So this post is for all my planner ladies (and gentlemen) out there who just cannot wait for crisp, cool mornings, gardening chores to die down, cozy sweaters and boots, and talks of Halloween costumes and Thanksgiving Day recipes.
I do tend to get excited about decorating for the fall season, even though I like to keep it simple.
However, I tend to focus more on adding little gourds and pumpkins throughout my home during fall. All of which I like to buy real. This year I thought, “Why not try something new?”
I’ve got a hankering for apples and decided I’d try my hand at crafting a dried apple garland with cinnamon sticks this year.
Doesn’t that sound both delicious and beautiful?
I do admit, when I was drying my apples for this project I kept a few for snacking on. So delicious! I’m hanging this over the floating shelves we made for our cottage kitchen. It smells lovely, looks both natural and beautiful, and is so simple to make.
Let me show you how I make it…
Dried Apple Garland with cinnamon sticks
Where should I hang my dried apple garland?
- Fireplace mantle
- Above a door/entryway
- Along a table runner on a dinner table
Supplies | dried apple garland with cinnamon sticks
Twine or yarn, about a 6-8 ft piece
3 medium size apples, thinly sliced (about ⅛” thick)
Thumb tacks or nails
Tips for Success | dried apple garland with cinnamon sticks
Be sure to measure wherever it is you want to place your garland. After measuring, double this. A lot of the twine will “disappear” once you tie quite a few knots for securing the apples and cinnamon sticks to it. You need a lot more than you realize.
Although it’s always better to have more than not enough twine, consider tying and joining more twine to your garland if it happens to run too short.

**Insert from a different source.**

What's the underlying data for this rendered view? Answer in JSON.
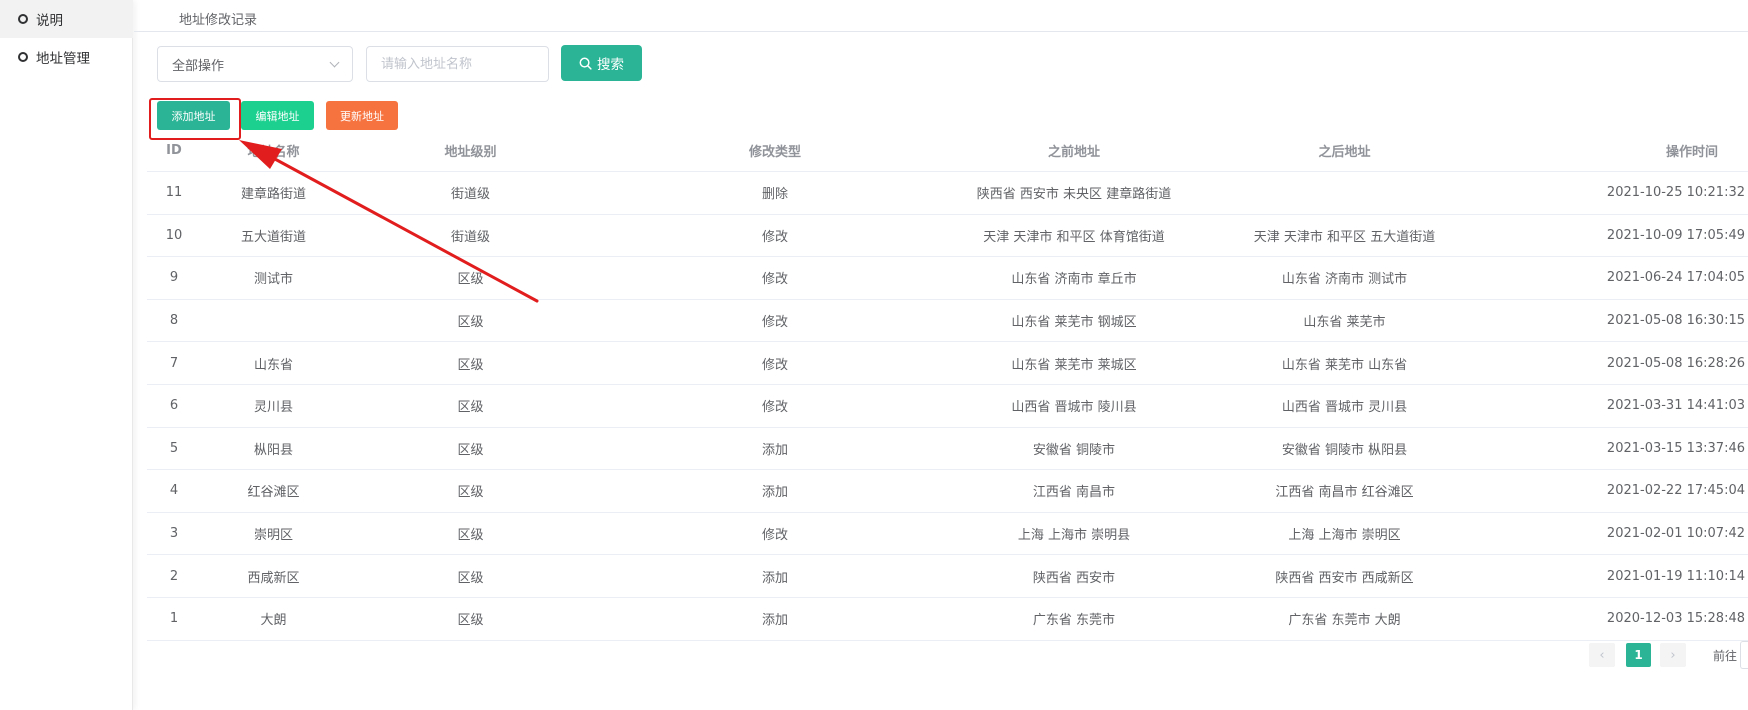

You are welcome to make several smaller garlands and tie them together if needed.
Tie knots on both sides of the dried apples/cinnamon sticks as you secure them to the twine. This will keep them from slipping out of place.
Dry the apples low and slow. That is the best advice I can give on drying them. Every oven is different, so keep an eye on them every so often as they bake and dry out. Always allow plenty of drying time. If you cook them too high you will just end up with darker apples.
Steps | dried apple garland with cinnamon sticks
1. Start by measuring and cutting the twine/yarn to the desired length.
2. Preheat oven to 200ºF.
3. Line three baking sheets with parchment paper.
4. Slice apples ⅛” thick using a mandolin. Remove seeds but leave the core.
5. Arrange in a single layer, not overlapping, on the parchment paper.
6. Bake apples for 2-3 hours, checking every 30-60 minutes. Edges will begin to curl in and the apples will feel hard and dry to the touch when they’re done.
7. Set apple slices aside to cool.
8. Separate the slices of apples that need a hole in them (some may have holes already from where seeds were). Use a needle to poke a hole and thread some thread (about a 3-4″ piece) through the apples that need a hole in them. Tie the thread off, making a knot. This should now look like an apple ornament. You’ll tie this to the twine garland later.
9. You may wish to bundle 2 cinnamon sticks together with twine. Wrap twine around to secure them together in a simple bow or knot.
10. Thread the twine through the dried apples and cinnamon sticks, alternating between the two as desired. I prefer starting in the center and working my way outward.
I recommend using an every third (2:1 ratio) or an every fourth pattern (3:1 ratio) for apples and cinnamon sticks. For example, an every third pattern will look like: apple, apple, cinnamon sticks, apple, apple, cinnamon sticks…
11. Once you reach the end, secure ends with a knot.
12. Hang where you please, using thumb tacks or nails to secure into place.